What else do you want, if not a reversal of causality? Hmmm?

BTW, did you have a look at that cosmology video I linked in a comment on your last post? I'm keen to argue about something else now... ;)

Marco said...

You know I don't even acknowledge cosmology as a proper science.

What I want is an acknowledgement that Ockhams razor implies a shift in the burden of proof (research it yourself, by all means), or in your terminology raises the bar for ousting or even slightly modifying an incumbent vaguely worded hypothesis impossibly high.

Everything that I don't like about in the current state of science is encapsulated in this idea that Ockhams razor is never appropriate if it shifts the bar higher than other ideas that fit observations. The bar should be set high for things with repeatable observations backing them up, and lower where there are much less repeatable observations, or if the system is too complicated to test the model appropriately.

Chris Fellows said...

Natural selection on random variations is a fantastically fruitful hypotheses. There is *no need* to replace it with a more complex hypothesis.

That is all parsimony is: a pragmatic maxim to avoid complications that are not necessary.

You asked me to postulate a credible mechanism; I did.

Ockham's Razor sets the bar at an entirely appropriate place, so anybody who want to suggest a more complicated mechanism has to provide a clear and present rationale for doing so. This is to prevent crackpots from wasting everybody's time.

When you come back with a credible mechanism consistent with our knowledge of molecular biology for "non-random" mutations, and phenomena that it fits *better* than natural selection on random mutations, then I will acknowledge that your model is worthy of further discussion. (If I can find time between shooing all those flying pigs off my land and swigging whiskey from the 100-proof brook at the bottom of the hill.)

Marco said...

I am happy with stress increasing mutation rates; I am happy with increased mutation rates in some tissues/genes than others; I am happy with horizontal gene transfer, and I have even (as long ago as 2005) conceded the possibility that different entire phenotypes could be stored, and 'switched on' under certain environmental cues, so that polar bears could be 'extinct' and then spontaneously re-emerge from grizzly bears, or a salamander might spontaneously give birth to Tony Blair.
And
Ockham's Razor sets the bar at an entirely appropriate place, so anybody who want to suggest a more complicated mechanism has to provide a clear and present rationale for doing so.

The rationale for me is that I am severely embarassed defending the use of the word "random" for any of those non-random aspects of mutations.

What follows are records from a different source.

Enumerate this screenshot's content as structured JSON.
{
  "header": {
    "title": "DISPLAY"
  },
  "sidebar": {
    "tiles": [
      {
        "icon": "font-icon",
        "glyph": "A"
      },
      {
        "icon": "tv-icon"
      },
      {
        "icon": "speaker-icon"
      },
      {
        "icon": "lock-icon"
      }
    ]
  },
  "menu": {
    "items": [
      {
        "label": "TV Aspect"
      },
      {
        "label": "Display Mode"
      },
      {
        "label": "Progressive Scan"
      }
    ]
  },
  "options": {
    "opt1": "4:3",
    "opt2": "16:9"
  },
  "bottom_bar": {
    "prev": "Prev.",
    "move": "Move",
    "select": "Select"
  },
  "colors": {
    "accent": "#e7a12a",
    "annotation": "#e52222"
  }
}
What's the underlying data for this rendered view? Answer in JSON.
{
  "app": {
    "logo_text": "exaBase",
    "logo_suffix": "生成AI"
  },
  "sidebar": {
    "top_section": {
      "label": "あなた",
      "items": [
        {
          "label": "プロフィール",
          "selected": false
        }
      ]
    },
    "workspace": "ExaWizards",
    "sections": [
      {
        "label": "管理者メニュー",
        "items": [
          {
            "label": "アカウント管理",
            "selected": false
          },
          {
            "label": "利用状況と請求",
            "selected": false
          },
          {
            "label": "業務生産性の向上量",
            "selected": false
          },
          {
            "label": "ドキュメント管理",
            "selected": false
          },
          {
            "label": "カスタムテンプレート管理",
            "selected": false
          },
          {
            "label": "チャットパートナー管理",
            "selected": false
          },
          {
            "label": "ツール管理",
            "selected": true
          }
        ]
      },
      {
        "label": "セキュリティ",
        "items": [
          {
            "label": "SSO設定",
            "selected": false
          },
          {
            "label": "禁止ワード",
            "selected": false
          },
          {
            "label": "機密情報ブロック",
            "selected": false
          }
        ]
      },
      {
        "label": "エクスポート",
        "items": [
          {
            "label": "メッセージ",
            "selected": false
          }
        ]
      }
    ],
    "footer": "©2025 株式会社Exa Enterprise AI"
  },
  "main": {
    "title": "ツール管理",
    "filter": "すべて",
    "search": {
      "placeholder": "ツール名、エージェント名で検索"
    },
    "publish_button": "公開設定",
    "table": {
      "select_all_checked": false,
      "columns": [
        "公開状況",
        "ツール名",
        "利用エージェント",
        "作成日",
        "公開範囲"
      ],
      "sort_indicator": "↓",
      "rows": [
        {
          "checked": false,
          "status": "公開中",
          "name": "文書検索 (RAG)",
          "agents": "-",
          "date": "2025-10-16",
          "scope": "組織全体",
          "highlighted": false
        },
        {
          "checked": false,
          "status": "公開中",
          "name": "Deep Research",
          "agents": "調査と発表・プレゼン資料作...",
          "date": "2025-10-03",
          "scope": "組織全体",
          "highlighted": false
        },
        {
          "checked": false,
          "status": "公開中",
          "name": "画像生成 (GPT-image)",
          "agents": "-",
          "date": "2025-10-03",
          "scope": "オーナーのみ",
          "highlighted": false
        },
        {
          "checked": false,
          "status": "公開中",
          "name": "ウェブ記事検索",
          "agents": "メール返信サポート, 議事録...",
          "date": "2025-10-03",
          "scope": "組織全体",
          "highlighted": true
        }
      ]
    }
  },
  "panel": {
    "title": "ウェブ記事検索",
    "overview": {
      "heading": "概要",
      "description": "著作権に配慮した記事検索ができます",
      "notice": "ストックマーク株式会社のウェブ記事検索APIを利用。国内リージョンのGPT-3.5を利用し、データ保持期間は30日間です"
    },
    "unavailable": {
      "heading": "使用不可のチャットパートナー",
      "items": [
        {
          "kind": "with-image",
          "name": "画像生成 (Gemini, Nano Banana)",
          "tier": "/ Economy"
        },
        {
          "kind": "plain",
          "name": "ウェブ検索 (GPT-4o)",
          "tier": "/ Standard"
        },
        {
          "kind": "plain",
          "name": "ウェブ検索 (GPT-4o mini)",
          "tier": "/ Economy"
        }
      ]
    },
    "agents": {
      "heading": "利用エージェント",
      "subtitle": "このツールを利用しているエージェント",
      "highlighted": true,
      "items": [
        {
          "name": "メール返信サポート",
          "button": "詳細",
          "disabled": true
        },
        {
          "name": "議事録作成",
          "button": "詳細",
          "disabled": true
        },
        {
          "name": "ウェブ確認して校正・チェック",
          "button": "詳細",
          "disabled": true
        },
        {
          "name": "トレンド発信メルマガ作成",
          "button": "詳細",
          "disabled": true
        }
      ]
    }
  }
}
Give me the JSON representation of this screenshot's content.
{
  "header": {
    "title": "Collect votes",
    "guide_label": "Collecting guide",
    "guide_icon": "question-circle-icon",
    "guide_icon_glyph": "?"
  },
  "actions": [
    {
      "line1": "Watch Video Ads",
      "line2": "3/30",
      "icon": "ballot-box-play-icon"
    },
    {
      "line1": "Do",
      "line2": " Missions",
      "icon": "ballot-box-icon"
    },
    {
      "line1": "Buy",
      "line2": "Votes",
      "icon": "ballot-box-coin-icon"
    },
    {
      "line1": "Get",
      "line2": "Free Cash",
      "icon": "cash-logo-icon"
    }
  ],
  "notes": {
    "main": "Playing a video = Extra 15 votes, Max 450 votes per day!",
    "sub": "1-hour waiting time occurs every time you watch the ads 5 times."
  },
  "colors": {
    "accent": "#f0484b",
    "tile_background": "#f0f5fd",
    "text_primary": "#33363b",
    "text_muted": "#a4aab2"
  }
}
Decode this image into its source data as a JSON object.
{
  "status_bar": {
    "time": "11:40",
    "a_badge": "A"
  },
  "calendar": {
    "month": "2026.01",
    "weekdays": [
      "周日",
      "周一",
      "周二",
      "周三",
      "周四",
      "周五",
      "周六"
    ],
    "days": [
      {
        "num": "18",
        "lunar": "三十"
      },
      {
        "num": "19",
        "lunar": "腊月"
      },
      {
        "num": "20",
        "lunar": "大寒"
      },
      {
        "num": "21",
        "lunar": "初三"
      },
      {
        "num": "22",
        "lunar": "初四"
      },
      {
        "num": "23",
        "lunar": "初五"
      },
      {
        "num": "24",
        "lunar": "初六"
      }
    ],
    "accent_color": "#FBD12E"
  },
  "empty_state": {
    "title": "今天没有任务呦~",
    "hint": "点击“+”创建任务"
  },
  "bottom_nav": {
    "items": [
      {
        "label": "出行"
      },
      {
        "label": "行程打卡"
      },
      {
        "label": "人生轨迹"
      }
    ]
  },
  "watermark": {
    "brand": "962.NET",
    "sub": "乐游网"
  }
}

It is an irrational thing to not know the origin of a mutation of interest because it is beneficial and saying "must be random" It is severe "randomness of the gaps" in my view. It is equally damaging as "God of the Gaps" is for the same gaps.

It may be a fruitful hypothesis, but it is all poisoned fruit in my view. Much better to say that it is hard to trace the source of beneficial mutations, but technology should be able to eventually piece together how generalised the non-randomness (as described in the first quote above) some scientists have accepted exists is, across species generally, and whether there are even more sophisticated and intelligent sources of mutations/transposons that are generated by the workings of DNA etc.

Scientists aren't going to bother looking for anything new and interesting along these lines if the response from their peers is "that must be specific to the simpleton species you are able to do a controlled experiment on", rather than something that might be happening accross the board in some way.

Marco said...

If you look up Occam's Razor, see how it mentions a shift in the burden of proof, despite your protestations that there is none in science. Follow that link and see how it explains that "If this responsibility or burden of proof is shifted to a critic, the fallacy of appealing to ignorance is committed" Thus you can see how I have come to believe that Occam's Razor has come to validate arguments from ignorance wherever it is relied on in science in arguments such as the one we are having.